Samsung’s foldable phones and Apple’s Dynamic Island both promise to alter how we use mobile apps.
Though in very different ways, Apple and Samsung are both reimagining the smartphone. Apple is altering how information from applications and services is shown by the iPhone’s OS with Dynamic Island on the iPhone 14 Pro. With its foldable Galaxy Z Fold and Galaxy Z Flip smartphone lines, Samsung, on the other hand, is modernising the physical design of its phones.
The Dynamic Island, a revamped notch region, is one of the iPhone 14 Pro’s striking new features, which Apple unveiled on Sept. 16 at its “Far Out” event. Apple has turned the pill-shaped notch for the front camera and Face ID sensors into a tiny secondary display that can show alerts and other information.
Samsung’s folding phones and Apple’s Dynamic Island appear to have very little in common at first appearance. But both have the same goal in mind: to make our phones’ information-surfacing process better.
Explaining Dynamic Island on the iPhone 14 Pro
In essence, Dynamic Island is Apple’s solution to the iPhone’s sluggish multitasking.
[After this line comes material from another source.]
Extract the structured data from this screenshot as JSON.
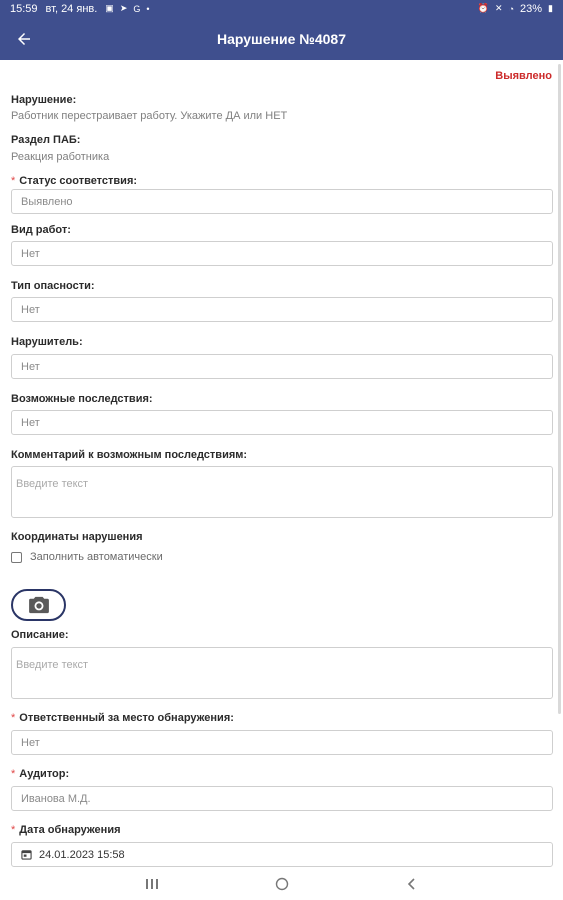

Apple instead utilises Dynamic Island to expand and contract to present contextual information, in contrast to Android phone manufacturers like Samsung which enable the option to launch numerous applications simultaneously on the screen. Depending on the app, it may alter the form and extend to display warnings.
For instance, even while you’re on the home screen, Dynamic Island may display the music you’re now listening to. If a timer is also running, it will split the information about the timer and music playing into separate small bubbles to display both at once. In a similar vein, you may view turn-by-turn directions on Dynamic Island without switching between apps. The same is true of sports results. It is a little bit simpler to multitask on the iPhone 14 Pro since tapping Dynamic Island will immediately launch that application.
According to Apple, Dynamic Island’s purpose is to display information clearly without drawing attention away from the programme you’re using. During the company’s keynote speech on Wednesday, Greg Joswiak, Apple’s senior vice president of worldwide marketing, said, “With this change, we revisited how you engage with your iPhone.” More information on Dynamic Island’s usability is available in our comprehensive evaluation of the iPhone 14 Pro.
How the Dynamic Island and Samsung’s foldable are comparable
The Dynamic Island on the iPhone 14 Pro and Samsung’s foldable phones are fundamentally dissimilar. However, they both want to alter how we use the applications on our phones.
For instance, Samsung has been marketing the Z Flip 4’s Flex Mode, which, when folded halfway, divides compatible apps across the top and bottom sections of the screen. When the camera is opened in Flex Mode, the bottom half of the screen shows controls like the shutter button while the upper half of the screen acts as the camera viewfinder. The Z Flip 4’s cover screen lets you capture pictures and send pre-written messages in some messaging programmes without ever unlocking the device.
Samsung’s book-shaped foldable, the Galaxy Z Fold 4, is intended to offer extra screen space while yet fitting in your pocket. The tablet-sized screen of the Z Fold 4 allows you to simultaneously run many apps.
The Galaxy Z Flip, the Galaxy Z Fold, and the Dynamic Island feature on the iPhone 14 Pro all alter how applications are displayed on our phones’ screens with the ultimate aim of making apps more useful. Samsung’s foldable and Dynamic Island are intended to increase the adaptability of our phones depending on the circumstance. The content from some applications is pinned to the top of your screen by Apple’s new notch replacement, which changes depending on what you’re doing. With Samsung’s foldable devices, you can adjust the size and placement of your phone as well as the apps it runs to suit various situations.